Deficiency can arise from several factors including the following:-
- Homemade or commercial diets that don’t contain adequate amounts including only meat diets.
- The use of sulfur dioxide as a preservative for fresh meat cat food as it blocks vitamin B1 absorption. In fact, some products marketed as fresh pet meat, mince, or processed ones may have such preservatives.
- Being water-soluble, excessive urination (diuresis) means that it will be excreted away.
- It may occur after “extensive surgical resection of jejunum and ileum,” notes PetMD.com
- Any diseases or conditions that cause nutrient absorption or assimilation problems
- Prolonged starvation due to poor appetite
- Thiamine destruction during food processing including cooking often results in inadequate amounts including cooking food in water and some canned foods.
- Thiaminase in some raw fish such as herrings, carp, catfish, cod, etc., destroys vitamin B1
Signs and symptoms of a deficiency
If not detected early, vitamin B1 deficiency can be life-threatening. If this pet is on a diet deficient of this vitamin, signs might begin showing after 30-40 days but progress very fast. Some of the things that may signal a deficiency include the following:
- The first symptoms often noted after about two weeks include vomiting and other gastrointestinal problems and excessive drooling. Also, reduced appetite and weight loss may be noted in some cats.
- Secondly, this pet may have vestibular and neurological problems which according to Open Farm include but not limited to “incoordination, circling, head tilt, dilated pupils, stupor, seizures, and arching of the head, neck, and spine backward.”
- Finally, ventriflexion characterized by your feline friend curving towards the floor or curling his or her neck as well as poor growth and coprophagy.
If left untreated, the condition can be fatal and your feline friend may end up with “semi-coma, persistent vocalization, opisthotonus, and death,” states Bsava.com.
Your vet will look at the various clinical signs, ask about your feline friend’s history especially with regards to his or her diet, symptoms duration, and test the levels of thiamine in its blood.
According to healhtypets.mercola.com some of the common tests include the “electrolyte transketolase activity assay, and the other is high-pressure liquid chromatography.”
Also, complete blood count, blood chemistry profile, urinalysis as well as an MRI brain scans to seen changes and presence malacia and bilaterally systematical hemorrhage in susceptible brain areas may also be conducted including at post-mortem.
Treatment – thiamine supplements for cats
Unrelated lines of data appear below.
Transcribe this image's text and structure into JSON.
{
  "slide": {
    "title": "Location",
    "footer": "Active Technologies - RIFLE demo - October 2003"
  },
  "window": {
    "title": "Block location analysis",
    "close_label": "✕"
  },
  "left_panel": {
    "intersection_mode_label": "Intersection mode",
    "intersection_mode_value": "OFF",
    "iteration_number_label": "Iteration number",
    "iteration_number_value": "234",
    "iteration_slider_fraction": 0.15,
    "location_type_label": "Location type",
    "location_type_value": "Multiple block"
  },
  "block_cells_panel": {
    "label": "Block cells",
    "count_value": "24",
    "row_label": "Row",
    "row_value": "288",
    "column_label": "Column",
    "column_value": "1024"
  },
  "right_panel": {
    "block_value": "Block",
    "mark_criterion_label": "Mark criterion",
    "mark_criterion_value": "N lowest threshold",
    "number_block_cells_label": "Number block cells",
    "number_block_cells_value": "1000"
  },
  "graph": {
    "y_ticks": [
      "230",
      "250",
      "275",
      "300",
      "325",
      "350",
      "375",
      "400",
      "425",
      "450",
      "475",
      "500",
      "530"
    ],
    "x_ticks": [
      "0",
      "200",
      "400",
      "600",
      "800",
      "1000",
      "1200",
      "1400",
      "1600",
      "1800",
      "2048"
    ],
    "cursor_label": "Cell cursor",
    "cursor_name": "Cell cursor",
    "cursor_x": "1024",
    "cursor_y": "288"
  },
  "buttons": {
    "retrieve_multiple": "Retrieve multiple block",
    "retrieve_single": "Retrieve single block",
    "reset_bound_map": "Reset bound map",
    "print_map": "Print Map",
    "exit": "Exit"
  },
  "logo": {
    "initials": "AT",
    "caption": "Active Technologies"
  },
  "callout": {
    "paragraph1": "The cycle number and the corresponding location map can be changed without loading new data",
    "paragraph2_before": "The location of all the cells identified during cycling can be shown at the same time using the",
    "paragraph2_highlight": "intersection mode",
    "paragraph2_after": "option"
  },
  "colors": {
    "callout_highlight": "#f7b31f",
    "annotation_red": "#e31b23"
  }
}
Treatment will involve going for cat foods high in thiamine as well as considering vitamin B1 supplements for cats such as those administered orally (mainly in tablet and powder form) or through intramuscular or subcutaneous injections.
There are many veterinary preparations available. For instance, synthetic supplements may have thiamine hydrochloride or thiamine mononitrate.
Typical vitamin B1 dosage is 10-25mg given after every 12-24 hours continuously until the symptoms resolve and this can be followed by oral supplementation of 10mg/kg of cat weight daily for 21 days.
Once supplemented, your pet will recover quickly, i.e., between a few hours to about two days since this vitamin is rapidly absorbed.
Always ensure you go for high-quality cat food with enough amounts of thiamine. AAFCO recommends amounts of about 5mg/kg of cat food. Over supplementation isn’t a big issue since it will be excreted via urine being water-soluble.
Secondly, avoid recalled foods (FDA has the list of recalls or you can look at AVMA), raw fish foods, canned foods (often associated with inadequate vitamin B1 amounts as well as some dried foods especially when exposed to moisture, heat or humidity. Also, avoid unbalanced diets
Side effects and interactions
- Anaphylaxis may result if thiamine is administered intravenously. Consider dilution and administer it slowly in case of an IV.
- Pregnant animals may adversely be affected. Use it only if it is very necessary.
- Besides enhancing neuromuscular blocking agents, no other interaction has been reported.
Note that vitamin B1 is at times an adjunctive in ethylene glycol and lead poisoning treatment.